There are only seven on-system vehicular bridges in the entirety of Leelanau County, and this is the only one with historic significance. The bridge actually has enough significance that the bridge is even listed on the National Register of Historic Places. Although a common structure type, the bridge retains excellent historic integrity and it is significant for its association with Depression-era funding programs and also with the development of the tourism industry in Michigan. The bridge retains its plaques and original R4 guardrails. The concrete posts on the guardrail system differ from the usual posts employed when the R4 metal panels are present on a bridge.
Information and Findings From Michigan Historic Sites Online
Long and narrow Lake Leelanau, a popular tourist destination stretches over fifteen miles from north to south. The lake is divided into two sections, with the smaller part to the north. The sections are connected by a channel, the "Narrows," which is crossed by the three-span M-204 Bridge. Each span consists of nine rolled steel beams. The bridge ends skewed, but the concrete piers are perpendicular to the centerline. The pier bases, which support four square-section concrete posts, form pointed cutwaters at each end. The pier posts have notched corners, and the tops of the outside posts terminate in a graceful streamline Modern curve. A similar motif appears on the concrete posts holding the metal railing panels, which are of a standard highway department design. Modern metal guard rail is attached to the railing ends. Narrow sidewalks run between the railings and the roadway. The deck is 38 feet wide.
Statement of Significance
The Lake Leelanau Narrows Bridge is eligible for the National Register as a significant product of a Depression-era relief program and a reflection of the influence of the tourism industry on highway development.
French Canadian farmers settled in this area in the mid-1800s. Lake Leelanau, an obstruction to east-west travel, was first spanned by a wooden bridge in 1864. This was replaced by a metal truss bridge in 1894-1895, which served traffic until the Michigan State Highway Department built the existing structure in 1939. The new bridge was sited about 200 yards north of the previous span. The Lake Leelanau Narrows Bridge was a project of the Federal Emergency Administration of Public Works, which sought both to improve the nation's infrastructure and to put those unemployed by the Depression back to work.
A special guest at the dedication of the bridge in December 1939 was State Highway Commissioner G. Donald Kennedy.
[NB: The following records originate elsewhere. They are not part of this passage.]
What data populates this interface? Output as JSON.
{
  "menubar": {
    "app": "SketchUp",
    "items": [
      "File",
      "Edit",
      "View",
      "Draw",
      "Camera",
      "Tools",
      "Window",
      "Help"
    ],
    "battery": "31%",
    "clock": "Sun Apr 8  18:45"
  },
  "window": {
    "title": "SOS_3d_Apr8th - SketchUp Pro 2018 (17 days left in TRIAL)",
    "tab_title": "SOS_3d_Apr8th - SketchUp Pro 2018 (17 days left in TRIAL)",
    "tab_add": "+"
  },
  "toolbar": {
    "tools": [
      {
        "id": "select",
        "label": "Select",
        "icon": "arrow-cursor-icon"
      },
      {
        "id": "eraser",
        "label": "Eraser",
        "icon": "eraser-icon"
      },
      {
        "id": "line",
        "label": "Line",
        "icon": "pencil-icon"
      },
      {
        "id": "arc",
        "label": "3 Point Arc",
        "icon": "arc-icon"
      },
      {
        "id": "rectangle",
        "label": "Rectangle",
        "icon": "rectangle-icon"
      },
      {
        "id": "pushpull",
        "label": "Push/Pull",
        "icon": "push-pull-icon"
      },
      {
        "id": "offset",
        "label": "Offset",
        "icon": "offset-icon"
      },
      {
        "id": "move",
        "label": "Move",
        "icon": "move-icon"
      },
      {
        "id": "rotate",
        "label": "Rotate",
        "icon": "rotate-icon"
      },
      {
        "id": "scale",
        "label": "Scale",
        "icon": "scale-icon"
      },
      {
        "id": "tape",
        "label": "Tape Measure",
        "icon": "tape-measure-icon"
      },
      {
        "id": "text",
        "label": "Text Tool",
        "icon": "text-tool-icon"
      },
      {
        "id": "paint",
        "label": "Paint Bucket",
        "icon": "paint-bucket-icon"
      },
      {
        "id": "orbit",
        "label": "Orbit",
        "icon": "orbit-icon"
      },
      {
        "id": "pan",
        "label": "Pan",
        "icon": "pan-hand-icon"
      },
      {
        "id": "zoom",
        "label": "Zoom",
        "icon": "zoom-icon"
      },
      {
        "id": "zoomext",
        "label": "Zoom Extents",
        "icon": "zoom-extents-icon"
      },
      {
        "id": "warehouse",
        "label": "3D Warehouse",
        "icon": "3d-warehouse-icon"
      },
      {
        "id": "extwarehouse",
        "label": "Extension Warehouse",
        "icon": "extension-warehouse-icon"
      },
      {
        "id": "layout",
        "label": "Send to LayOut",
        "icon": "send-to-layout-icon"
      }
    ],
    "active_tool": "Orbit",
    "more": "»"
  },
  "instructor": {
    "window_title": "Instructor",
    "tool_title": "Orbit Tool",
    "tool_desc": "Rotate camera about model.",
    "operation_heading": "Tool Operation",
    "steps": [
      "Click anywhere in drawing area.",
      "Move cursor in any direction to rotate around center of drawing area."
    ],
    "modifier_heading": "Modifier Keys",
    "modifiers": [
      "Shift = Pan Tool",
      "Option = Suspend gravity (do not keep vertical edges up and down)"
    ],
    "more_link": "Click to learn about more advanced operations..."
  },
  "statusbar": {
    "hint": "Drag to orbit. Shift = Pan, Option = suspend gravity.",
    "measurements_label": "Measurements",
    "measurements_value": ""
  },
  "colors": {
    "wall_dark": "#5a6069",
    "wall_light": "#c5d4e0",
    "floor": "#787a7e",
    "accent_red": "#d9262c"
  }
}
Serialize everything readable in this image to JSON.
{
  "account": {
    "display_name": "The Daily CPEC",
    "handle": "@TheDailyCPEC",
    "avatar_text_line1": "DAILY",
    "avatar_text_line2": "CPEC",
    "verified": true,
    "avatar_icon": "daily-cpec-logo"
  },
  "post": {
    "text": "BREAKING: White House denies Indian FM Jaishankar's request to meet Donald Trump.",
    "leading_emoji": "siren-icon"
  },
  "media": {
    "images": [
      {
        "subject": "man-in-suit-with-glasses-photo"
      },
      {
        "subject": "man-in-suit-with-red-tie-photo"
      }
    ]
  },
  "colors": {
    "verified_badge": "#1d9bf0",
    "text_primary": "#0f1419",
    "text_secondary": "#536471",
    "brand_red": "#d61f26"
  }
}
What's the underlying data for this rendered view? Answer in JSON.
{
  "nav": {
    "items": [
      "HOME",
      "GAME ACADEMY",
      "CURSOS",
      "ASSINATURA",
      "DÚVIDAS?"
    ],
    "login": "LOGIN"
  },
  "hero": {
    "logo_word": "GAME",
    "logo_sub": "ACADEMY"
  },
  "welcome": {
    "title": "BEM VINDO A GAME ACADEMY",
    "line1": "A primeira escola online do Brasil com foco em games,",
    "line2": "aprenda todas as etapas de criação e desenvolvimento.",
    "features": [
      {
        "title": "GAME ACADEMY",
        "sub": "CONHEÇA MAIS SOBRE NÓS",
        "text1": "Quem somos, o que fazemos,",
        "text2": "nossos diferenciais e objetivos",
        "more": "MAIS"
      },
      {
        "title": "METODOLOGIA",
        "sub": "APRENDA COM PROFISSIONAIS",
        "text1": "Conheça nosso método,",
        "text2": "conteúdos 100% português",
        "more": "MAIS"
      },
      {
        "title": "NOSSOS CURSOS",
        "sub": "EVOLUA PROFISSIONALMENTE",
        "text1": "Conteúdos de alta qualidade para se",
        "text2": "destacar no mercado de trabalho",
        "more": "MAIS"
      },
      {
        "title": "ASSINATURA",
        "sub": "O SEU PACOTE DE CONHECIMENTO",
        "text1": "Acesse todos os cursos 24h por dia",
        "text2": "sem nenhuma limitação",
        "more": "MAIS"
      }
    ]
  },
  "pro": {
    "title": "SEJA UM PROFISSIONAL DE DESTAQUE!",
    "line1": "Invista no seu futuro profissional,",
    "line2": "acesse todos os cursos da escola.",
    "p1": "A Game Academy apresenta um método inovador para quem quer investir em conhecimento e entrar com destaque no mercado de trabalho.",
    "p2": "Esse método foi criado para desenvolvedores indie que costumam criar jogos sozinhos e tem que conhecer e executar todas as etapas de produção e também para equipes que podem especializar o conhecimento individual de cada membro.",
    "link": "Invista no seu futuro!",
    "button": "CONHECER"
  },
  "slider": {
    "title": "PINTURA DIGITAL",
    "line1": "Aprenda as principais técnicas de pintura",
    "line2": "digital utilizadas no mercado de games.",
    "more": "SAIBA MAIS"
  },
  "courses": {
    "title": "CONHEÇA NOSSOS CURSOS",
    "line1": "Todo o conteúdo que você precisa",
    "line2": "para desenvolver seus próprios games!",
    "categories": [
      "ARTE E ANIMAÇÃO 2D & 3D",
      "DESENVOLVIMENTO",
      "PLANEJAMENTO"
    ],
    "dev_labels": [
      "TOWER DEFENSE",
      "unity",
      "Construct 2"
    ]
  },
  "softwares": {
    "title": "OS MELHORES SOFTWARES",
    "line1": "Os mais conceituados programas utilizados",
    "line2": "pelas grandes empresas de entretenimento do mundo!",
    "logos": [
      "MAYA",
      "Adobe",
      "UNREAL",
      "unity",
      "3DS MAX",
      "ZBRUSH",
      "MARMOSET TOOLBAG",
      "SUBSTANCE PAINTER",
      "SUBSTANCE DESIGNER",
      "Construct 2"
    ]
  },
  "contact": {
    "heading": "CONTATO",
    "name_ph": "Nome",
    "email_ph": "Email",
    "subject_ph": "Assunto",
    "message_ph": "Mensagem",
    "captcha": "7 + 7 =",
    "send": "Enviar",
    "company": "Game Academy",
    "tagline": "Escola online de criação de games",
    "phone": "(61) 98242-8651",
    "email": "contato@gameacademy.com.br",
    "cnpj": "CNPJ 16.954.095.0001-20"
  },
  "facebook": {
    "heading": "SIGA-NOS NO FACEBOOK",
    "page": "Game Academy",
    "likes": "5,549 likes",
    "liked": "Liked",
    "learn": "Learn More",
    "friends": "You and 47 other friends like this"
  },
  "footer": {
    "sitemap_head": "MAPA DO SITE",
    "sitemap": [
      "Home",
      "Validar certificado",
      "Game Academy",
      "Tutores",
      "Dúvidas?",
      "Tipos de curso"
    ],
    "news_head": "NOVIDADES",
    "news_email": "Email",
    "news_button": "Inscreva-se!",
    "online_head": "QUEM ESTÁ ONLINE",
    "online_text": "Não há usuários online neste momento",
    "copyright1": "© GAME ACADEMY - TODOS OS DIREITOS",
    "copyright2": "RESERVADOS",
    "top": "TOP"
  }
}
His speech emphasized the key role tourism played in the area's economy, and the necessity of developing good highways to access the area's natural assets: "You have one of the most beautiful counties in the state. You are near the second largest city in the nation -- Chicago. You need good roads to join this marvelous recreation land with the millions who swelter in Chicago's heat in the summer time and are looking for winter sports at this season of the year."
The bridge exemplifies the impact of Depression-era programs, which not only provided work for the unemployed, but also created long-lasting improvements serving other purposes, such as tourism.
The Lake Leelanau Narrows Bridge is a significant product of a Depression-era relief program, and reflects the influence of the tourism industry on highway development. It is eligible for the National Register under Criterion A.
Coordinates (Latitude, Longitude):
Search For Additional Bridge Listings:
© Copyright 2003-2022, HistoricBridges.org. All Rights Reserved. Disclaimer: HistoricBridges.org is a volunteer group of private citizens. HistoricBridges.org is NOT a government agency, does not represent or work with any governmental agencies, nor is it in any way associated with any government agency or any non-profit organization. While we strive for accuracy in our factual content, HistoricBridges.org offers no guarantee of accuracy. Information is provided "as is" without warranty of any kind, either expressed or implied. Information could include technical inaccuracies or errors of omission. Opinions and commentary are the opinions of the respective HistoricBridges.org member who made them and do not necessarily represent the views of anyone else, including any outside photographers whose images may appear on the page in which the commentary appears. HistoricBridges.org does not bear any responsibility for any consequences resulting from the use of this or any other HistoricBridges.org information. Owners and users of bridges have the responsibility of correctly following all applicable laws, rules, and regulations, regardless of any HistoricBridges.org information.